Chinese take delivery of first Colombian avocados, Credit: Olle Svensson (Flickr)
Credit: Olle Svensson (Flickr)

 

 

The first Colombian avocados landed in China in the middle of December, following the signing of a protocol between the two countries. The first three companies to export Colombian avocado to the Chinese are Pacific Fruit, Westfalia Fruit Colombia and Avofruit. In an official statement, Agriculture Minister, Andrés Valencia, said, “China is an attractive market for the positioning of our non-traditional products such as Hass avocados, beef, pork, passionflower and shrimp, among others.” 

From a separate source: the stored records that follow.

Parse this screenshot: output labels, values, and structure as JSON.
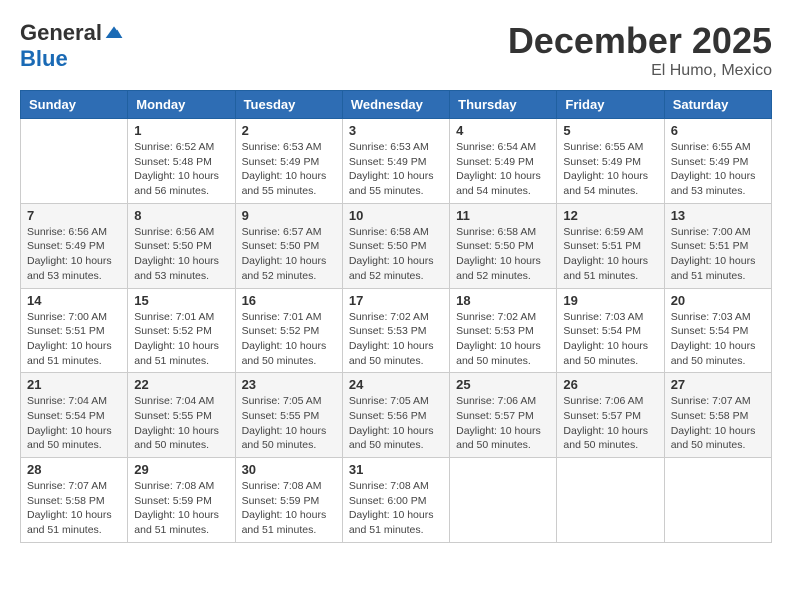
{
  "header": {
    "logo_general": "General",
    "logo_blue": "Blue",
    "month_title": "December 2025",
    "location": "El Humo, Mexico"
  },
  "days_of_week": [
    "Sunday",
    "Monday",
    "Tuesday",
    "Wednesday",
    "Thursday",
    "Friday",
    "Saturday"
  ],
  "weeks": [
    [
      {
        "day": "",
        "info": ""
      },
      {
        "day": "1",
        "info": "Sunrise: 6:52 AM\nSunset: 5:48 PM\nDaylight: 10 hours\nand 56 minutes."
      },
      {
        "day": "2",
        "info": "Sunrise: 6:53 AM\nSunset: 5:49 PM\nDaylight: 10 hours\nand 55 minutes."
      },
      {
        "day": "3",
        "info": "Sunrise: 6:53 AM\nSunset: 5:49 PM\nDaylight: 10 hours\nand 55 minutes."
      },
      {
        "day": "4",
        "info": "Sunrise: 6:54 AM\nSunset: 5:49 PM\nDaylight: 10 hours\nand 54 minutes."
      },
      {
        "day": "5",
        "info": "Sunrise: 6:55 AM\nSunset: 5:49 PM\nDaylight: 10 hours\nand 54 minutes."
      },
      {
        "day": "6",
        "info": "Sunrise: 6:55 AM\nSunset: 5:49 PM\nDaylight: 10 hours\nand 53 minutes."
      }
    ],
    [
      {
        "day": "7",
        "info": "Sunrise: 6:56 AM\nSunset: 5:49 PM\nDaylight: 10 hours\nand 53 minutes."
      },
      {
        "day": "8",
        "info": "Sunrise: 6:56 AM\nSunset: 5:50 PM\nDaylight: 10 hours\nand 53 minutes."
      },
      {
        "day": "9",
        "info": "Sunrise: 6:57 AM\nSunset: 5:50 PM\nDaylight: 10 hours\nand 52 minutes."
      },
      {
        "day": "10",
        "info": "Sunrise: 6:58 AM\nSunset: 5:50 PM\nDaylight: 10 hours\nand 52 minutes."
      },
      {
        "day": "11",
        "info": "Sunrise: 6:58 AM\nSunset: 5:50 PM\nDaylight: 10 hours\nand 52 minutes."
      },
      {
        "day": "12",
        "info": "Sunrise: 6:59 AM\nSunset: 5:51 PM\nDaylight: 10 hours\nand 51 minutes."
      },
      {
        "day": "13",
        "info": "Sunrise: 7:00 AM\nSunset: 5:51 PM\nDaylight: 10 hours\nand 51 minutes."
      }
    ],
    [
      {
        "day": "14",
        "info": "Sunrise: 7:00 AM\nSunset: 5:51 PM\nDaylight: 10 hours\nand 51 minutes."
      },
      {
        "day": "15",
        "info": "Sunrise: 7:01 AM\nSunset: 5:52 PM\nDaylight: 10 hours\nand 51 minutes."
      },
      {
        "day": "16",
        "info": "Sunrise: 7:01 AM\nSunset: 5:52 PM\nDaylight: 10 hours\nand 50 minutes."
      },
      {
        "day": "17",
        "info": "Sunrise: 7:02 AM\nSunset: 5:53 PM\nDaylight: 10 hours\nand 50 minutes."
      },
      {
        "day": "18",
        "info": "Sunrise: 7:02 AM\nSunset: 5:53 PM\nDaylight: 10 hours\nand 50 minutes."
      },
      {
        "day": "19",
        "info": "Sunrise: 7:03 AM\nSunset: 5:54 PM\nDaylight: 10 hours\nand 50 minutes."
      },
      {
        "day": "20",
        "info": "Sunrise: 7:03 AM\nSunset: 5:54 PM\nDaylight: 10 hours\nand 50 minutes."
      }
    ],
    [
      {
        "day": "21",
        "info": "Sunrise: 7:04 AM\nSunset: 5:54 PM\nDaylight: 10 hours\nand 50 minutes."
      },
      {
        "day": "22",
        "info": "Sunrise: 7:04 AM\nSunset: 5:55 PM\nDaylight: 10 hours\nand 50 minutes."
      },
      {
        "day": "23",
        "info": "Sunrise: 7:05 AM\nSunset: 5:55 PM\nDaylight: 10 hours\nand 50 minutes."
      },
      {
        "day": "24",
        "info": "Sunrise: 7:05 AM\nSunset: 5:56 PM\nDaylight: 10 hours\nand 50 minutes."
      },
      {
        "day": "25",
        "info": "Sunrise: 7:06 AM\nSunset: 5:57 PM\nDaylight: 10 hours\nand 50 minutes."
      },
      {
        "day": "26",
        "info": "Sunrise: 7:06 AM\nSunset: 5:57 PM\nDaylight: 10 hours\nand 50 minutes."
      },
      {
        "day": "27",
        "info": "Sunrise: 7:07 AM\nSunset: 5:58 PM\nDaylight: 10 hours\nand 50 minutes."
      }
    ],
    [
      {
        "day": "28",
        "info": "Sunrise: 7:07 AM\nSunset: 5:58 PM\nDaylight: 10 hours\nand 51 minutes."
      },
      {
        "day": "29",
        "info": "Sunrise: 7:08 AM\nSunset: 5:59 PM\nDaylight: 10 hours\nand 51 minutes."
      },
      {
        "day": "30",
        "info": "Sunrise: 7:08 AM\nSunset: 5:59 PM\nDaylight: 10 hours\nand 51 minutes."
      },
      {
        "day": "31",
        "info": "Sunrise: 7:08 AM\nSunset: 6:00 PM\nDaylight: 10 hours\nand 51 minutes."
      },
      {
        "day": "",
        "info": ""
      },
      {
        "day": "",
        "info": ""
      },
      {
        "day": "",
        "info": ""
      }
    ]
  ]
}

Colombia’s climate and geography allows it to supply avocado all year long. Colombia is starting to establish its avocados in Asian markets. This year, it began shipping to Japan and negotiations are currently underway to secure access to the South Korean market, too.